Put the butter and milk in a pan and heat until the butter has melted and the milk is hot. Remove from the heat. Put the caster sugar, flour, yeast, cardamom and salt in the bowl of a free-standing mixer and make a well in the centre. Add the egg yolk and the milk and butter. Use the dough hook to incorporate the mixture, then knead on a medium to low speed for 5-10 minutes until it is springy (add more flour if required). Place the dough in a clean bowl covered with a damp tea towel, put in a warm place and prove for 2-3 hours or until doubled in size.

Dust a surface with flour, knock back the dough and roll into a sausage shape. Divide into 8 buns of about 60g each.

Semlor - Swedish Lent Buns {photography by Mondomulia - recipe by Rachel Khoo}

Place on a large baking tray, spaced evenly, and lightly cover with cling film. Leave to prove for a further 45 minutes.

Preheat the oven to 200C and make the filling. Grate the marzipan into a bowl and beat with the milk and cardamom until you have a paste. Once the buns have proved, beat the egg and brush over the top of the buns.

Semlor - Swedish Lent Buns {photography by Mondomulia - recipe by Rachel Khoo}

Bake the buns for 8-10 minutes or until golden on the top and nicely risen. Remove from the oven and leave to cool on a wire rack.

Semlor - Swedish Lent Buns {photography by Mondomulia - recipe by Rachel Khoo}

Cut off and keep the tops of the buns and use a teaspoon to scoop out some of the crumb inside.

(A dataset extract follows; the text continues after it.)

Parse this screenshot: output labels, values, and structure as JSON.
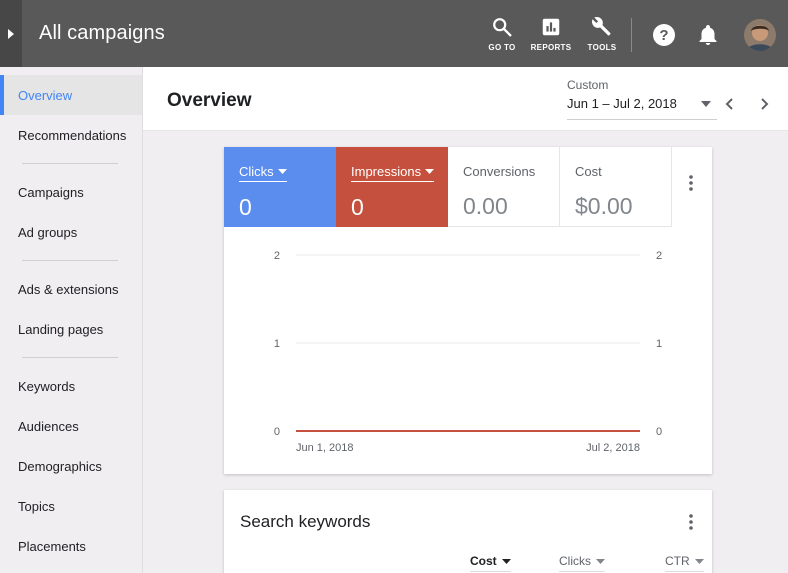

Add to the marzipan mixture, beat and put a spoonful in the centre of each bun.

Semlor - Swedish Lent Buns {photography by Mondomulia - recipe by Rachel Khoo}

Whip the cream to soft peaks with 2 tbsp of the icing sugar, place in a piping bag and pipe over the top of the marzipan and to the edges.

Semlor - Swedish Lent Buns {photography by Mondomulia - recipe by Rachel Khoo}

Place the tops back on the buns and dust with icing sugar. Serve immediately.

Semlor - Swedish Lent Buns {photography by Mondomulia - recipe by Rachel Khoo}

  • These look lovely! I empathise with you on the spoiled batch. I do that kind of stuff with baking (and toast) all the time. I promised myself that I would work on a recipe when I got home for lent (there are plenty in Finland too!).

    • Luckily I didn’t have to throw away the first batch: it was too brown outside, but perfectly fine inside. We ate the buns for breakfast! :)

      Are the Finnish semlor different to the Swedish recipe? I would be curious to try them.

  • These sound, and look incredible. x

  • nicole (thespicetrain.com)

    These buns look gorgeous, Giulia! And what a tasty recipe; cardamom-flavored and marzipan cream-filled? Sounds amazing!

    • Thanks Nicole! If you have never tried semlor before, you should definitely make them. I love marzipan in anything, especially in these soft buns and topps with cream :P

FOLLOW ME

favicons

Instagram Facebook Twitter YouTube Google Plus Pinterest
WELCOME TO MY BLOG!
Mondomulia
Categories

travel-400x400

reviews-400x400

lifestyle-400x400

drinks-400x400

coffee-400x400

Categories

Follow Me On Instagram
Subscribe to Blog via Email